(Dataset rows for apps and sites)

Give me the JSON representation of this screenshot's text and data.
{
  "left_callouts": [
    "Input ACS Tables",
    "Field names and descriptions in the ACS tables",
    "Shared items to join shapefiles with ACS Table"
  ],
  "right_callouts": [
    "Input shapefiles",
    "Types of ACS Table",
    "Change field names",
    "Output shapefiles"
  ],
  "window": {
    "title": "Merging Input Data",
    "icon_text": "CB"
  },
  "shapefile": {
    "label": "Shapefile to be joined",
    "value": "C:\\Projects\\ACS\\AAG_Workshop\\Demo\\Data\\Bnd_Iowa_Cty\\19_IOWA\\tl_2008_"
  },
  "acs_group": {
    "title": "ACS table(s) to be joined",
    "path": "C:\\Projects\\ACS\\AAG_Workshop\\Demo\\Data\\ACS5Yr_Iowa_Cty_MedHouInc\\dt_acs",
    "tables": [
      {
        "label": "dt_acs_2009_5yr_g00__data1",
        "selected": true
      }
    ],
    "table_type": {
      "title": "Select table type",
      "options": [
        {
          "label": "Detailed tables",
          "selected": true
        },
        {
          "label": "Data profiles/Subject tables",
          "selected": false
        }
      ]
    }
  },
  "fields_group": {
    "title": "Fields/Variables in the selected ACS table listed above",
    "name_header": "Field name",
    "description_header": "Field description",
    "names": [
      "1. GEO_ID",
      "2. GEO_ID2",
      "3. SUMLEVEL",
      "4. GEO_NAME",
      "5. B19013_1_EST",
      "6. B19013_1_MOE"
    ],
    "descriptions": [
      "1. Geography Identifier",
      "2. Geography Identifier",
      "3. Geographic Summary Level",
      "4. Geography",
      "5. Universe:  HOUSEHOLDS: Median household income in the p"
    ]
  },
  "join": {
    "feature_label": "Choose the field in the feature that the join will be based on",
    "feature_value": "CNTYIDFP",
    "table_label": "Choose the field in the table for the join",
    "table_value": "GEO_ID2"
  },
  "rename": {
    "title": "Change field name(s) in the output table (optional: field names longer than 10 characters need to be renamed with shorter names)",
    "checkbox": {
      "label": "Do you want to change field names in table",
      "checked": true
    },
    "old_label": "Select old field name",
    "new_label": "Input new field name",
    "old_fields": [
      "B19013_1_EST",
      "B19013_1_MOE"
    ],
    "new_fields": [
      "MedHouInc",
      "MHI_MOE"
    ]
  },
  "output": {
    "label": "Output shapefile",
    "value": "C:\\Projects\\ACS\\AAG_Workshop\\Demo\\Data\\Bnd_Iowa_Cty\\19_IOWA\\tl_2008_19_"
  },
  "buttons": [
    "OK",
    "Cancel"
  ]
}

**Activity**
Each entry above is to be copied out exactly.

**Solution to the problem**
Give me the JSON representation of this screenshot's text and data.
{
  "left_callouts": [
    "Input ACS Tables",
    "Field names and descriptions in the ACS tables",
    "Shared items to join shapefiles with ACS Table"
  ],
  "right_callouts": [
    "Input shapefiles",
    "Types of ACS Table",
    "Change field names",
    "Output shapefiles"
  ],
  "window": {
    "title": "Merging Input Data",
    "icon_text": "CB"
  },
  "shapefile": {
    "label": "Shapefile to be joined",
    "value": "C:\\Projects\\ACS\\AAG_Workshop\\Demo\\Data\\Bnd_Iowa_Cty\\19_IOWA\\tl_2008_"
  },
  "acs_group": {
    "title": "ACS table(s) to be joined",
    "path": "C:\\Projects\\ACS\\AAG_Workshop\\Demo\\Data\\ACS5Yr_Iowa_Cty_MedHouInc\\dt_acs",
    "tables": [
      {
        "label": "dt_acs_2009_5yr_g00__data1",
        "selected": true
      }
    ],
    "table_type": {
      "title": "Select table type",
      "options": [
        {
          "label": "Detailed tables",
          "selected": true
        },
        {
          "label": "Data profiles/Subject tables",
          "selected": false
        }
      ]
    }
  },
  "fields_group": {
    "title": "Fields/Variables in the selected ACS table listed above",
    "name_header": "Field name",
    "description_header": "Field description",
    "names": [
      "1. GEO_ID",
      "2. GEO_ID2",
      "3. SUMLEVEL",
      "4. GEO_NAME",
      "5. B19013_1_EST",
      "6. B19013_1_MOE"
    ],
    "descriptions": [
      "1. Geography Identifier",
      "2. Geography Identifier",
      "3. Geographic Summary Level",
      "4. Geography",
      "5. Universe:  HOUSEHOLDS: Median household income in the p"
    ]
  },
  "join": {
    "feature_label": "Choose the field in the feature that the join will be based on",
    "feature_value": "CNTYIDFP",
    "table_label": "Choose the field in the table for the join",
    "table_value": "GEO_ID2"
  },
  "rename": {
    "title": "Change field name(s) in the output table (optional: field names longer than 10 characters need to be renamed with shorter names)",
    "checkbox": {
      "label": "Do you want to change field names in table",
      "checked": true
    },
    "old_label": "Select old field name",
    "new_label": "Input new field name",
    "old_fields": [
      "B19013_1_EST",
      "B19013_1_MOE"
    ],
    "new_fields": [
      "MedHouInc",
      "MHI_MOE"
    ]
  },
  "output": {
    "label": "Output shapefile",
    "value": "C:\\Projects\\ACS\\AAG_Workshop\\Demo\\Data\\Bnd_Iowa_Cty\\19_IOWA\\tl_2008_19_"
  },
  "buttons": [
    "OK",
    "Cancel"
  ]
}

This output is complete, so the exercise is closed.